You haven’t really been to a French city if you haven’t gaped in awe at its most famous cathedral, and in this case, it’s Cathédrale Saint-André, known locally as Bordeaux Cathedral. Worth a visit for its magnificent architecture alone, this Gothic-style Roman Catholic church features two impressive spires and is also home to the Marcadé Collection, which comprises a treasure trove of famous medieval paintings.
Musée des Beaux-Arts de Bordeaux
Following an extensive renovation, the Musée des Beaux-Arts de Bordeaux reopened in 2019, boasting a large collection of paintings, sculptures, and more from famed European artists (including the likes of Picasso and Renoir) and local painters, with works spanning the 15th to the 20th century. In addition to their permanent collections, there’s typically a few temporary exhibitions of local art on display.
Marché des Capucins
A food tour through the fragrant delight of the Marché des Capucins is a must during your trip to Bordeaux. Wandering through the hectic mix of locals buying their weekly groceries and vendors selling fresh fruit, local cheese, and cream-filled pastries is a feast for the senses. Make a point of seeking out Chez Jean-Mi, an oyster bar with a mouthwatering selection of freshly shucked oysters from nearby Arcachon, one of France’s primary oyster farming centers.
Sunset River Cruise
Take in the UNESCO banks of the city from the water as you float down the Garonne River at sunset. While river cruises often have a touristy tang to them, this one from Les Bateaux Bordelais makes up for it by whisking you beneath the illuminated bridges of the city — including the Pierre, Jacques Chaban-Delmas, and Aquitaine bridges — while exploring their history and treating you to a gourmet dinner of locally inspired fare, prepared freshly on board.
La Cité du Vin
One of the addresses that’s redefined the city’s physical and cultural landscape in recent years is the interactive La Cité du Vin, a sort of mecca for oenophiles. But you don’t have to be a wine aficionado to appreciate the strikingly modern architecture of the decanter-shaped building, or the palate-expanding wine tastings held on the property. Exhibitions include flyovers of vineyards from all around the world, plus an introduction to terroirs, grape varietals, the winemaking process, and more.
Bassins des Lumières

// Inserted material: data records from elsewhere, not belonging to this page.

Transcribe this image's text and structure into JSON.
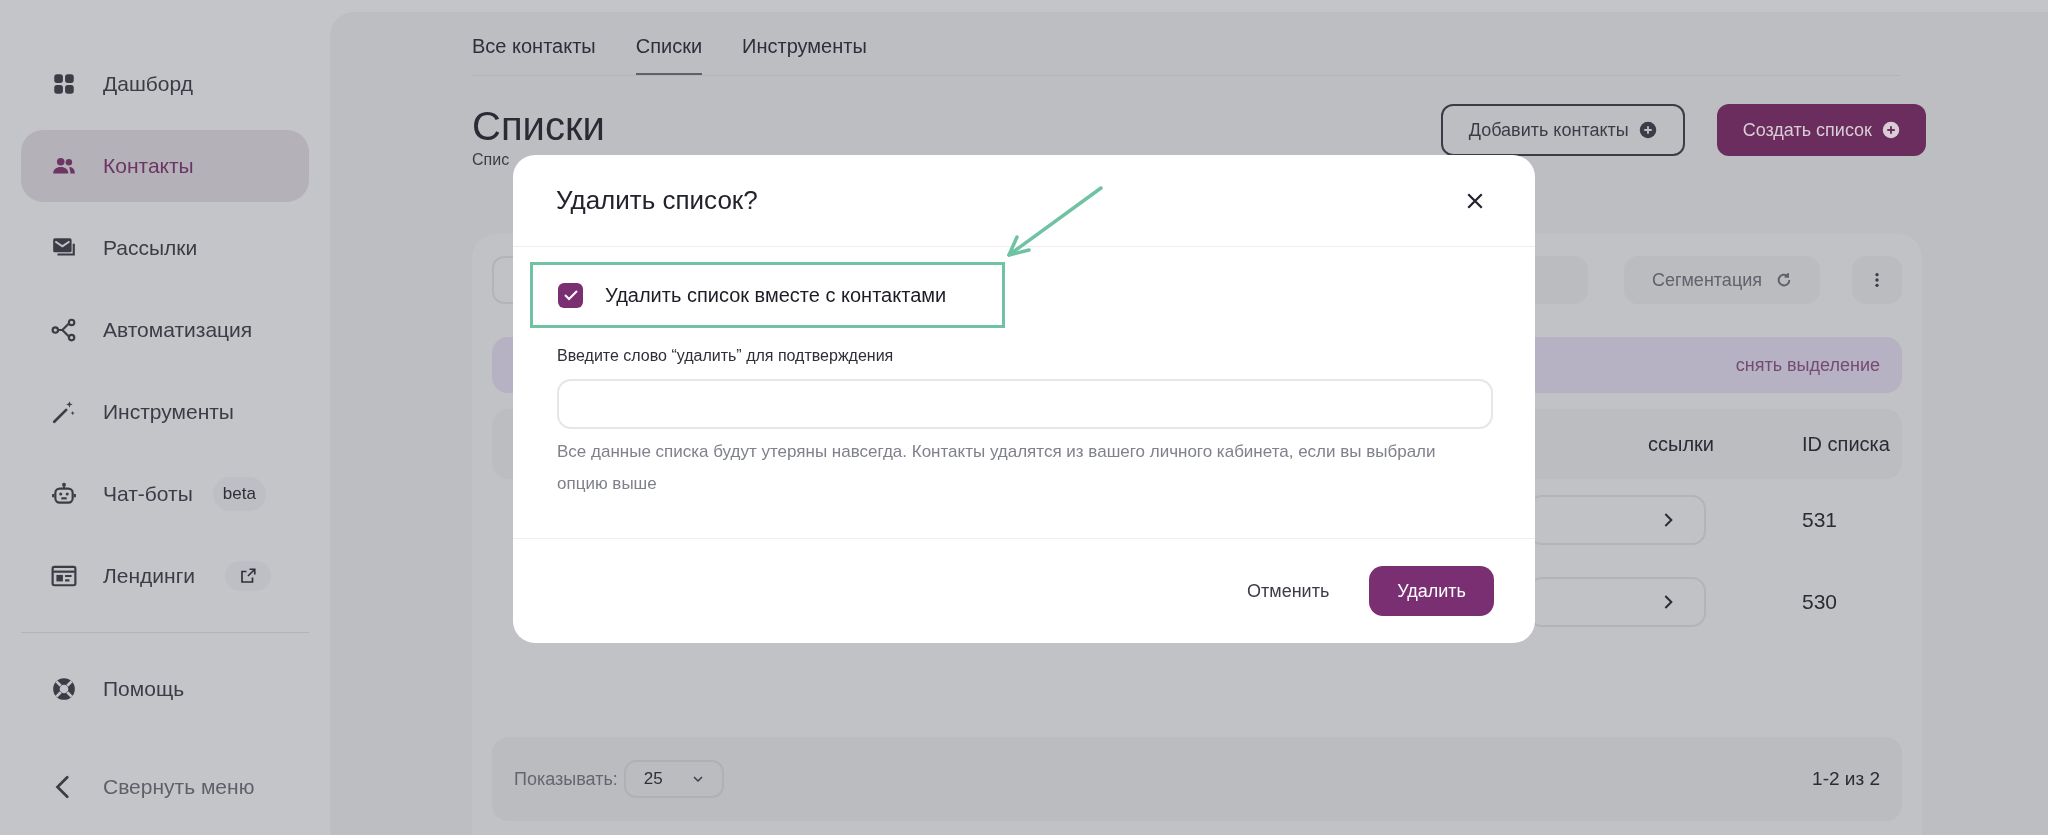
{
  "sidebar": {
    "items": [
      {
        "label": "Дашборд",
        "selected": false
      },
      {
        "label": "Контакты",
        "selected": true
      },
      {
        "label": "Рассылки",
        "selected": false
      },
      {
        "label": "Автоматизация",
        "selected": false
      },
      {
        "label": "Инструменты",
        "selected": false
      },
      {
        "label": "Чат-боты",
        "selected": false,
        "badge": "beta"
      },
      {
        "label": "Лендинги",
        "selected": false,
        "external": true
      }
    ],
    "footer_items": [
      {
        "label": "Помощь"
      },
      {
        "label": "Свернуть меню"
      }
    ]
  },
  "tabs": [
    {
      "label": "Все контакты",
      "selected": false
    },
    {
      "label": "Списки",
      "selected": true
    },
    {
      "label": "Инструменты",
      "selected": false
    }
  ],
  "page": {
    "title": "Списки",
    "subtitle": "Спис",
    "buttons": [
      {
        "label": "Добавить контакты",
        "kind": "outline"
      },
      {
        "label": "Создать список",
        "kind": "primary"
      }
    ]
  },
  "toolbar": {
    "segmentation": "Сегментация"
  },
  "selection_bar": {
    "clear": "снять выделение"
  },
  "table": {
    "columns": [
      "ссылки",
      "ID списка"
    ],
    "rows": [
      {
        "id": "531"
      },
      {
        "id": "530"
      }
    ]
  },
  "pagination": {
    "label": "Показывать:",
    "per_page": "25",
    "range": "1-2 из 2"
  },
  "dialog": {
    "title": "Удалить список?",
    "checkbox": {
      "label": "Удалить список вместе с контактами",
      "checked": true
    },
    "field": {
      "label": "Введите слово “удалить” для подтверждения"
    },
    "hint": "Все данные списка будут утеряны навсегда. Контакты удалятся из вашего личного кабинета, если вы выбрали опцию выше",
    "buttons": [
      {
        "label": "Отменить",
        "kind": "text"
      },
      {
        "label": "Удалить",
        "kind": "primary"
      }
    ]
  }
}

Discover the works of Dalí and Gaudí like you’ve never seen before at this former submarine base, reconstructed into a cultural center that puts on trippy, immersive projections throughout the year. The Bassins des Lumières building underwent an extreme overhaul, having been bombed during the war and submerged in water. Now, it’s one of the city’s most exciting art destinations. Lose yourself in Dalí’s melting clocks and imagine you’re entering into some of Gaudí’s most famous architectural works, lit up in technicolor on the walls around, above and below you.